"It has become normal for ethnic-minority players to gravitate towards their own clubs, and there is now clear-cut evidence of segregation operating, informally, in both Yorkshire and Essex," Engel wrote in the editorial to this year's edition.
Accusations of racism in the county have been levelled on many occasions before, notably by the former England skipper, Allan Lamb, who complained about the treatment meted out to the Indian spinner, Anil Kumble, during a NatWest semi-final between Yorkshire and Northamptonshire at Headingley.
And while Engel's claims are directed more at the local leagues than the county itself, Hassell was quick to counter the accusation. "We have taken positive steps to address the situation but a fair bit of these comments are ill-informed," he said. "I don't think there is anything specific about ethnic groups gravitating together in Yorkshire, it happens everywhere. All different nationalities are as guilty of that as any other.
"Our cricket development officer for West Yorkshire - Tony Bowry - is West Indian and he has specific responsibility for black and ethnic issues."
Yorkshire have been heavily criticised in the past for the absence of Asian players from the county side. In an area boasting a high percentage of players from the sub-continent, only one has ever played first-class cricket for the county and that was the former Indian skipper, Sachin Tendulkar, employed as an overseas player.

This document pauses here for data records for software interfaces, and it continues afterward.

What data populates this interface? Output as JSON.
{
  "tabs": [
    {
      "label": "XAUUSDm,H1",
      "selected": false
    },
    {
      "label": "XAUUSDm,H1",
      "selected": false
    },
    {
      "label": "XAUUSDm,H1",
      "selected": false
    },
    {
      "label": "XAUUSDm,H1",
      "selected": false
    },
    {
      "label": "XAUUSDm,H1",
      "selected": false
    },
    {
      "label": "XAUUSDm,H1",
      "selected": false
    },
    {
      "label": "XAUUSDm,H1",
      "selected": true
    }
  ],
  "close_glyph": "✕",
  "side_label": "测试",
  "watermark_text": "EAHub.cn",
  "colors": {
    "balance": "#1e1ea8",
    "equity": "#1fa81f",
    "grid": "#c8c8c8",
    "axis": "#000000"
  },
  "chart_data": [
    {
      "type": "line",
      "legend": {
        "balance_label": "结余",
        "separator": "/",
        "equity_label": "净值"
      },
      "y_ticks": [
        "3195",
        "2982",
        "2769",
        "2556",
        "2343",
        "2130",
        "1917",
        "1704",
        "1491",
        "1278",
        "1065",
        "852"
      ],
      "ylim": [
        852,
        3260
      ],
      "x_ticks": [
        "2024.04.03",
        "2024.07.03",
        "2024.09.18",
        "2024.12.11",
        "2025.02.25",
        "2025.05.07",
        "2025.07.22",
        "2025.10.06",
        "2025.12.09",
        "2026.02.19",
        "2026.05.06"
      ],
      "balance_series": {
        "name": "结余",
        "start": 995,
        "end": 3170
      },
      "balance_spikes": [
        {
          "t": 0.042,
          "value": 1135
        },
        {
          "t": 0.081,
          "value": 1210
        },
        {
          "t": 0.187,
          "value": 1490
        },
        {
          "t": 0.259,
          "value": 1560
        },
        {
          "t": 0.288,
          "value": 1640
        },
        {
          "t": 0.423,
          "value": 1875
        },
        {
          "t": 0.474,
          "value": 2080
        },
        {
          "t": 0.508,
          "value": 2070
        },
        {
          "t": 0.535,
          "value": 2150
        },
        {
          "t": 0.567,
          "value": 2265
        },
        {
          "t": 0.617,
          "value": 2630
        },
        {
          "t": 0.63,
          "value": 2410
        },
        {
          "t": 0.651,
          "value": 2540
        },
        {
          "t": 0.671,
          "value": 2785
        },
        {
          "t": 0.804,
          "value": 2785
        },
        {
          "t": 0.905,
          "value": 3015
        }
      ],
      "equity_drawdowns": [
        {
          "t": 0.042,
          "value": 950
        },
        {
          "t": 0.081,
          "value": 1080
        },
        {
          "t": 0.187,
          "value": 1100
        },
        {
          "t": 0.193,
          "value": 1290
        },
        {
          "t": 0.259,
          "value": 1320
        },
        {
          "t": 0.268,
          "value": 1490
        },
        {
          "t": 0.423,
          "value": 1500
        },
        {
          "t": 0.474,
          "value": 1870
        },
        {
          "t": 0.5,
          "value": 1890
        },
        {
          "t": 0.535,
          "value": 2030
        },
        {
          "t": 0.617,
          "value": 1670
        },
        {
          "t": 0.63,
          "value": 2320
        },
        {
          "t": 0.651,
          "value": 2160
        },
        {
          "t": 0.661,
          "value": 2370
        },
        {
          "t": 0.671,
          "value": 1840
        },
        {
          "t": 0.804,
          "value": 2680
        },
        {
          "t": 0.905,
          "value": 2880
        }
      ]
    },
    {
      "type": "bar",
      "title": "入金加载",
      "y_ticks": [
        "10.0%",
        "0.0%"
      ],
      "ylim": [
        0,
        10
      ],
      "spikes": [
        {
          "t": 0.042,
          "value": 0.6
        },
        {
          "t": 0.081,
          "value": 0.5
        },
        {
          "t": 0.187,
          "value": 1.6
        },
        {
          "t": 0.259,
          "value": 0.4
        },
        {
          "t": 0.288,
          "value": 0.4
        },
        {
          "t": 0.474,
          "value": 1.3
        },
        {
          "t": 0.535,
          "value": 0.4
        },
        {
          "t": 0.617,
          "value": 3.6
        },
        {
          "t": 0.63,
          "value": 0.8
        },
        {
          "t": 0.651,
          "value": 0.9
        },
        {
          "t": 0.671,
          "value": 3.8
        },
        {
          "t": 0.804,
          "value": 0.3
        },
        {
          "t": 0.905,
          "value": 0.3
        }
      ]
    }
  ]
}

Yorkshire's fully-Asian competition, the Quaid-e-Azam League, has been competing in the White Rose Trophy for the last few years, which Hassell feels is a positive step. "It is important they are part of the competition and it helps us to monitor the quality of the players coming through the system."Reuse content